Nuclear summit means hard work for Obama
This week, President Obama welcomes leaders from more than forty countries to the United States for a nuclear security summit. Most of the discussions will focus on the president’s vision to secure all vulnerable nuclear materials around the world by 2012 and reinforcing existing commitments, but the signing of a new nuclear weapons reduction treaty with Russia and the release of the administration’s Nuclear Posture Review will garner significant attention. Considering all of these elements, this summit will require some heavy lifting by President Obama and his national security team.
First and foremost, the president must convince U.S. citizens that the weapons reductions and nuclear policies outlined in the new START Treaty and Nuclear Posture Review will strengthen America’s national security. Our nation’s nuclear arsenal and industrial complex are aging and must be modernized in order to ensure continued safety, security, and reliability. The president should be able to reassure American citizens that their government will take the necessary steps to ensure the U.S. retains an effective nuclear deterrent.
Second, the president must convince our allies that the United States will continue to provide a robust nuclear umbrella to the more than thirty-five countries that rely upon it today. The Strategic Posture Commission recently remarked that a robust U.S. nuclear deterrent is still required “to assure allies of the U.S. commitment to their security.”
While the Nuclear Posture Review acknowledges that “the presence of U.S. nuclear weapons…contribute to [NATO] cohesion and provide reassurance to allies and partners who feel exposed to regional threats,” press reports suggest that President Obama’s administration has also been quietly exploring whether the United States can remove its tactical nuclear weapons from Europe. The president should not work against his own Nuclear Posture Review, which calls for retaining the capability to forward-deploy U.S. nuclear weapons on tactical aircraft in Europe.
Third, the president must rally the international community to force crippling sanctions upon countries that covet membership in the nuclear club. Fundamentally, the administration believes that U.S. nuclear reductions will “restore our moral leadership” to encourage others to do the same. However, the weakness in this approach is that it assumes regimes like Iran and North Korea will curb their nuclear ambitions; Pakistan and India will reduce their nuclear arms; and Russia and China will be more inclined to support sanctions against Iran, as a result of U.S. stockpile reductions.
It would be unwise to base America’s nuclear policy and corresponding national security on such faulty assumptions. The United States has reduced its nuclear stockpile by nearly 80 percent since the end of the Cold War. During that time, Iranian or North Korean nuclear ambitions have shifted into overdrive.

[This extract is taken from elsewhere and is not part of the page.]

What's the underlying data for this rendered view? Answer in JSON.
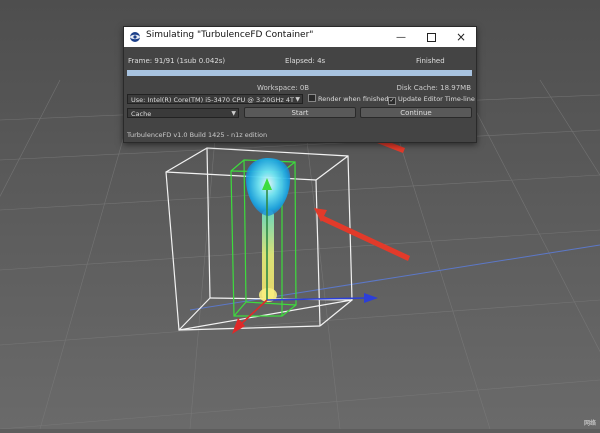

Fourth, the president must demand greater transparency from countries that currently possess nuclear weapons. The international community has focused on the negotiations between the United States and Russia recently, but many other countries currently possess nuclear weapons. Some of these, such as the China, cloak their capabilities under a heavy shroud of secrecy. The president should demand that these countries follow the lead of the United States and Russia by unveiling more information about their programs in order to downgrade the risk of nuclear proliferation.

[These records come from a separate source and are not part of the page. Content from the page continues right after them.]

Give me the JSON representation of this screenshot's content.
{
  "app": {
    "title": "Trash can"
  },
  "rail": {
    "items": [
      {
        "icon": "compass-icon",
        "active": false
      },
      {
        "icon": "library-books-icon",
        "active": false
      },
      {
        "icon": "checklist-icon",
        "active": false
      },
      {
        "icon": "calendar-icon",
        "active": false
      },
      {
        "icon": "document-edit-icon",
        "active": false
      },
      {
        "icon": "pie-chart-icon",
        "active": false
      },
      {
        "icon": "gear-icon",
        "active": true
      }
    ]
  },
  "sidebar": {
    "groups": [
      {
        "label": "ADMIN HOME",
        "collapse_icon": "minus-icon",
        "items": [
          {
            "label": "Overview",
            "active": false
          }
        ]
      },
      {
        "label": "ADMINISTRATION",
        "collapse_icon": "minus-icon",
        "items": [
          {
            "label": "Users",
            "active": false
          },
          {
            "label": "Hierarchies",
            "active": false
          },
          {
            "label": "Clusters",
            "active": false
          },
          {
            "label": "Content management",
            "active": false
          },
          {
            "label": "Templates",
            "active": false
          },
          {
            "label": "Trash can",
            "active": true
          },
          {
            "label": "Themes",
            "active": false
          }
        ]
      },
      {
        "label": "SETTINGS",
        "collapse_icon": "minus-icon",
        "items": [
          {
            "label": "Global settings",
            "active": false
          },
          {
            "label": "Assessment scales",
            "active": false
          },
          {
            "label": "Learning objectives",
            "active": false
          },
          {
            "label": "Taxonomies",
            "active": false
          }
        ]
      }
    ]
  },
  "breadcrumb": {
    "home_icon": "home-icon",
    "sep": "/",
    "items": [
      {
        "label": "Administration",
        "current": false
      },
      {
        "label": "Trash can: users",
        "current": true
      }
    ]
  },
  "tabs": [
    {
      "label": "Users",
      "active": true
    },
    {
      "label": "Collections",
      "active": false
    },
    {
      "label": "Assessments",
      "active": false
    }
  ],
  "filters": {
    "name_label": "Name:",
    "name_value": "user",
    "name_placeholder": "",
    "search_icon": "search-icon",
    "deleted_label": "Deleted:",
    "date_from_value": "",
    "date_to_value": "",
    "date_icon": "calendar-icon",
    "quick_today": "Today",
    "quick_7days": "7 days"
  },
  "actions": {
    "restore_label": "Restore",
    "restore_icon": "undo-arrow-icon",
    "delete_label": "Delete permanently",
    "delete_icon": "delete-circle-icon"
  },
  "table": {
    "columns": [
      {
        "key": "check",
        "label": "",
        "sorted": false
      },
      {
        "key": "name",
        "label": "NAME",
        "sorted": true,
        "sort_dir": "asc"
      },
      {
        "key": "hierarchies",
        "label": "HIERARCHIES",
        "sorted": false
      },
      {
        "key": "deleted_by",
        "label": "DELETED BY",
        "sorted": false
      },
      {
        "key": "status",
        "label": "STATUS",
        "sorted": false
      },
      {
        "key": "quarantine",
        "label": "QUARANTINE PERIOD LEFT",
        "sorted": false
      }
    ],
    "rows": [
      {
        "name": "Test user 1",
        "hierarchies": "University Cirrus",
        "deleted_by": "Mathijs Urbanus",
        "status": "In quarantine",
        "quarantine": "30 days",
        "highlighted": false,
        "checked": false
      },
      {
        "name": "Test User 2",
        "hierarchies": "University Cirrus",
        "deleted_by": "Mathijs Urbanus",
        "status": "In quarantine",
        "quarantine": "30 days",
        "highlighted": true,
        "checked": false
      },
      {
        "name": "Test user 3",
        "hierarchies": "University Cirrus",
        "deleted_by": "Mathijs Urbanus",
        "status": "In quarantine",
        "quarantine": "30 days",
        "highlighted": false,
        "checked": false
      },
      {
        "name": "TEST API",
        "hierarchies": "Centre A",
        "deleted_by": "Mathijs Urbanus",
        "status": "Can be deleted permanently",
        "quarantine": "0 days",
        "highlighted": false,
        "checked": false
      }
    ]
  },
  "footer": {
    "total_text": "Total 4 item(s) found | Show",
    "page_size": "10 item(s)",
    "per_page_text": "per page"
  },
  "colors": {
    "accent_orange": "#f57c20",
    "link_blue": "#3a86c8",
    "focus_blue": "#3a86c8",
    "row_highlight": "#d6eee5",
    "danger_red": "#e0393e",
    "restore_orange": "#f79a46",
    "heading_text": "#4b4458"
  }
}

Finally, the president must send the message to potential adversaries that, despite perceptions, the United States will not hesitate to respond with strategic weapons if attacked. The Nuclear Posture Review rightly focuses on denying al-Qaeda and their extremist allies from obtaining nuclear weapons, equipment, and technologies. However, the United States must remain committed to ensuring all options are on the table to respond to a rogue biological or chemical attack against the United States or our allies and partners.

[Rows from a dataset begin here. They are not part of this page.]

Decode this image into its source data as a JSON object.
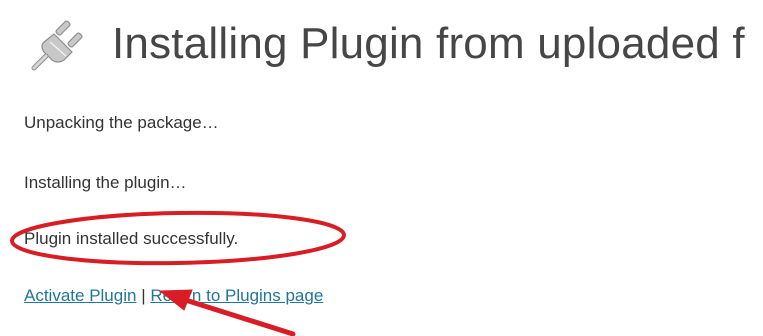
{
  "header": {
    "title": "Installing Plugin from uploaded f",
    "icon": "plugin-icon"
  },
  "messages": [
    "Unpacking the package…",
    "Installing the plugin…",
    "Plugin installed successfully."
  ],
  "actions": {
    "activate_label": "Activate Plugin",
    "separator": "|",
    "return_label": "Return to Plugins page"
  },
  "annotations": {
    "highlight_color": "#d81e24",
    "shapes": [
      "ellipse-highlight",
      "arrow-pointer"
    ]
  },
  "colors": {
    "link": "#21759b",
    "text": "#333333",
    "heading": "#464646"
  }
}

Many people in the United States and across the globe have heaped praise upon the president for his pledge to seek a world without nuclear weapons. However, as French President Nicholas Sarkozy noted last fall, “We live in a real world, not a virtual one.” This is a point that the president’s administration acknowledges as well. America’s nuclear stockpile will continue to serve as a deterrent to potential adversaries—whether they are state or non-state actors—for years and decades to come.
U.S. Rep. Howard P. “Buck” McKeon (R-Calif.) serves as the senior Republican on the House Armed Services Committee. McKeon represents California’s Twenty-Fifth Congressional District, which includes Fort Irwin, Edwards Air Force Base, Naval Air Weapons Station China Lake, and the Marine Mountain Warfare Training Center.